*** THE RECORDS ***

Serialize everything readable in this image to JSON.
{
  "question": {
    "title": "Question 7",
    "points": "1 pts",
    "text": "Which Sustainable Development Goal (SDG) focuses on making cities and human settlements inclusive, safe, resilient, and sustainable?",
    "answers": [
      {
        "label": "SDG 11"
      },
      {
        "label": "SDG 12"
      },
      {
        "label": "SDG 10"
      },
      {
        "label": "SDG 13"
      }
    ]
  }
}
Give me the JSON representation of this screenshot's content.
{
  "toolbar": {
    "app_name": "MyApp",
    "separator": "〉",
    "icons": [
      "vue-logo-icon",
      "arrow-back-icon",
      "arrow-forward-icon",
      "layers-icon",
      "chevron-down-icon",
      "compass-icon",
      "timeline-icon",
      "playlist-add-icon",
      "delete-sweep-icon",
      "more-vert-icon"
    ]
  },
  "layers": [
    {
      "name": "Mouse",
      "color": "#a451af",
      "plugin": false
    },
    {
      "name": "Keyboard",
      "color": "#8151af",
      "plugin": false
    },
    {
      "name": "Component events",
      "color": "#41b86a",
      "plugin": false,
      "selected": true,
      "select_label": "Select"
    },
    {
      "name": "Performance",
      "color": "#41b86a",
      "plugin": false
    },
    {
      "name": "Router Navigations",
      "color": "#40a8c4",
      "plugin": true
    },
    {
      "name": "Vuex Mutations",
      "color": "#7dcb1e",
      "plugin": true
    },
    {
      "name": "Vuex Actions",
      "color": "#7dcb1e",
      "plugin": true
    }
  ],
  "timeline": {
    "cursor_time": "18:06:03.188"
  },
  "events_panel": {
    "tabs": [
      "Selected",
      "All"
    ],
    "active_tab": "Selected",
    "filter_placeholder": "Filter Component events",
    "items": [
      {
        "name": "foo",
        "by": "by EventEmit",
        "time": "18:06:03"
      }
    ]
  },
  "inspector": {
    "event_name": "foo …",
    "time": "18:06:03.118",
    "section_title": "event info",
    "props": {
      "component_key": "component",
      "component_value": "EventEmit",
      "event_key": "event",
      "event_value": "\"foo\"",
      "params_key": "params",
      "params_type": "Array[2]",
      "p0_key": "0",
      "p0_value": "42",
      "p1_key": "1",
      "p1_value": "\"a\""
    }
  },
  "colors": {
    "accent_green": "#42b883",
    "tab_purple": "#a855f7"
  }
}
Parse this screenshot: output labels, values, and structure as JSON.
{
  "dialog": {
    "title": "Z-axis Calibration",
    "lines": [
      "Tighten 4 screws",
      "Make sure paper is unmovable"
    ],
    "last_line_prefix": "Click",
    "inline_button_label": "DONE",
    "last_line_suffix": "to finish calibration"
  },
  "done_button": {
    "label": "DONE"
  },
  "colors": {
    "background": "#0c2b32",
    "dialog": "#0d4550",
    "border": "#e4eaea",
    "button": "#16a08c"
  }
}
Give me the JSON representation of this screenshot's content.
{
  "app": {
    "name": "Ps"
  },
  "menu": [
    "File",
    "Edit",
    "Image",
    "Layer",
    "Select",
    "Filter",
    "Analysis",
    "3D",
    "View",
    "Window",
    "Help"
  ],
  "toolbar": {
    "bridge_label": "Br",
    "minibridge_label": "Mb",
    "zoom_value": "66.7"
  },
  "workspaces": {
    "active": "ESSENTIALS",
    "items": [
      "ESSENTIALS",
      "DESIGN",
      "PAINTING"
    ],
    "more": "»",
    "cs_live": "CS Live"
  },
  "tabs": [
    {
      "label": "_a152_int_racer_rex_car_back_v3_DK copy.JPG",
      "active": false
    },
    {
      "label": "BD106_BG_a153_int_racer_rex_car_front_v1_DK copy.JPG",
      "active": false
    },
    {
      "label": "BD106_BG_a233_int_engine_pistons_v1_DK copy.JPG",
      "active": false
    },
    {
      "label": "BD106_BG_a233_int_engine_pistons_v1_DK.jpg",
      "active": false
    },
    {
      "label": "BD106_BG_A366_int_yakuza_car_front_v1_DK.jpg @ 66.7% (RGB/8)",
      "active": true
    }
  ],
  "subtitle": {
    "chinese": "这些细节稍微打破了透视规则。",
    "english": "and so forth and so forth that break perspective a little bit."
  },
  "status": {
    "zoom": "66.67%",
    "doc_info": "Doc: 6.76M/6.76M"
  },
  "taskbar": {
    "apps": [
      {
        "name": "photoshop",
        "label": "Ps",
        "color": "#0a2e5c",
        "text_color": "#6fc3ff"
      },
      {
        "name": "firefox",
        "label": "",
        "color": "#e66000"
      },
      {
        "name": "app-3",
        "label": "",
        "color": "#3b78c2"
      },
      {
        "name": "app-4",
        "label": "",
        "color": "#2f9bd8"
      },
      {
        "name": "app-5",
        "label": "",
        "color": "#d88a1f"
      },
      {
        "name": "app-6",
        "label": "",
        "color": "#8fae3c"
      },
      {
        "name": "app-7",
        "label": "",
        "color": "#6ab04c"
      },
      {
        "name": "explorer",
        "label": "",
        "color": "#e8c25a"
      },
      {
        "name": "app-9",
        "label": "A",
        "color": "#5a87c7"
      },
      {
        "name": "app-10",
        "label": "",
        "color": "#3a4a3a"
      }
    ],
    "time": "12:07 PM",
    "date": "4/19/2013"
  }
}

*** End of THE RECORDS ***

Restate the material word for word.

# [EXERCISE OUTPUT]
Serialize everything readable in this image to JSON.
{
  "question": {
    "title": "Question 7",
    "points": "1 pts",
    "text": "Which Sustainable Development Goal (SDG) focuses on making cities and human settlements inclusive, safe, resilient, and sustainable?",
    "answers": [
      {
        "label": "SDG 11"
      },
      {
        "label": "SDG 12"
      },
      {
        "label": "SDG 10"
      },
      {
        "label": "SDG 13"
      }
    ]
  }
}
Give me the JSON representation of this screenshot's content.
{
  "toolbar": {
    "app_name": "MyApp",
    "separator": "〉",
    "icons": [
      "vue-logo-icon",
      "arrow-back-icon",
      "arrow-forward-icon",
      "layers-icon",
      "chevron-down-icon",
      "compass-icon",
      "timeline-icon",
      "playlist-add-icon",
      "delete-sweep-icon",
      "more-vert-icon"
    ]
  },
  "layers": [
    {
      "name": "Mouse",
      "color": "#a451af",
      "plugin": false
    },
    {
      "name": "Keyboard",
      "color": "#8151af",
      "plugin": false
    },
    {
      "name": "Component events",
      "color": "#41b86a",
      "plugin": false,
      "selected": true,
      "select_label": "Select"
    },
    {
      "name": "Performance",
      "color": "#41b86a",
      "plugin": false
    },
    {
      "name": "Router Navigations",
      "color": "#40a8c4",
      "plugin": true
    },
    {
      "name": "Vuex Mutations",
      "color": "#7dcb1e",
      "plugin": true
    },
    {
      "name": "Vuex Actions",
      "color": "#7dcb1e",
      "plugin": true
    }
  ],
  "timeline": {
    "cursor_time": "18:06:03.188"
  },
  "events_panel": {
    "tabs": [
      "Selected",
      "All"
    ],
    "active_tab": "Selected",
    "filter_placeholder": "Filter Component events",
    "items": [
      {
        "name": "foo",
        "by": "by EventEmit",
        "time": "18:06:03"
      }
    ]
  },
  "inspector": {
    "event_name": "foo …",
    "time": "18:06:03.118",
    "section_title": "event info",
    "props": {
      "component_key": "component",
      "component_value": "EventEmit",
      "event_key": "event",
      "event_value": "\"foo\"",
      "params_key": "params",
      "params_type": "Array[2]",
      "p0_key": "0",
      "p0_value": "42",
      "p1_key": "1",
      "p1_value": "\"a\""
    }
  },
  "colors": {
    "accent_green": "#42b883",
    "tab_purple": "#a855f7"
  }
}
Parse this screenshot: output labels, values, and structure as JSON.
{
  "dialog": {
    "title": "Z-axis Calibration",
    "lines": [
      "Tighten 4 screws",
      "Make sure paper is unmovable"
    ],
    "last_line_prefix": "Click",
    "inline_button_label": "DONE",
    "last_line_suffix": "to finish calibration"
  },
  "done_button": {
    "label": "DONE"
  },
  "colors": {
    "background": "#0c2b32",
    "dialog": "#0d4550",
    "border": "#e4eaea",
    "button": "#16a08c"
  }
}
Give me the JSON representation of this screenshot's content.
{
  "app": {
    "name": "Ps"
  },
  "menu": [
    "File",
    "Edit",
    "Image",
    "Layer",
    "Select",
    "Filter",
    "Analysis",
    "3D",
    "View",
    "Window",
    "Help"
  ],
  "toolbar": {
    "bridge_label": "Br",
    "minibridge_label": "Mb",
    "zoom_value": "66.7"
  },
  "workspaces": {
    "active": "ESSENTIALS",
    "items": [
      "ESSENTIALS",
      "DESIGN",
      "PAINTING"
    ],
    "more": "»",
    "cs_live": "CS Live"
  },
  "tabs": [
    {
      "label": "_a152_int_racer_rex_car_back_v3_DK copy.JPG",
      "active": false
    },
    {
      "label": "BD106_BG_a153_int_racer_rex_car_front_v1_DK copy.JPG",
      "active": false
    },
    {
      "label": "BD106_BG_a233_int_engine_pistons_v1_DK copy.JPG",
      "active": false
    },
    {
      "label": "BD106_BG_a233_int_engine_pistons_v1_DK.jpg",
      "active": false
    },
    {
      "label": "BD106_BG_A366_int_yakuza_car_front_v1_DK.jpg @ 66.7% (RGB/8)",
      "active": true
    }
  ],
  "subtitle": {
    "chinese": "这些细节稍微打破了透视规则。",
    "english": "and so forth and so forth that break perspective a little bit."
  },
  "status": {
    "zoom": "66.67%",
    "doc_info": "Doc: 6.76M/6.76M"
  },
  "taskbar": {
    "apps": [
      {
        "name": "photoshop",
        "label": "Ps",
        "color": "#0a2e5c",
        "text_color": "#6fc3ff"
      },
      {
        "name": "firefox",
        "label": "",
        "color": "#e66000"
      },
      {
        "name": "app-3",
        "label": "",
        "color": "#3b78c2"
      },
      {
        "name": "app-4",
        "label": "",
        "color": "#2f9bd8"
      },
      {
        "name": "app-5",
        "label": "",
        "color": "#d88a1f"
      },
      {
        "name": "app-6",
        "label": "",
        "color": "#8fae3c"
      },
      {
        "name": "app-7",
        "label": "",
        "color": "#6ab04c"
      },
      {
        "name": "explorer",
        "label": "",
        "color": "#e8c25a"
      },
      {
        "name": "app-9",
        "label": "A",
        "color": "#5a87c7"
      },
      {
        "name": "app-10",
        "label": "",
        "color": "#3a4a3a"
      }
    ],
    "time": "12:07 PM",
    "date": "4/19/2013"
  }
}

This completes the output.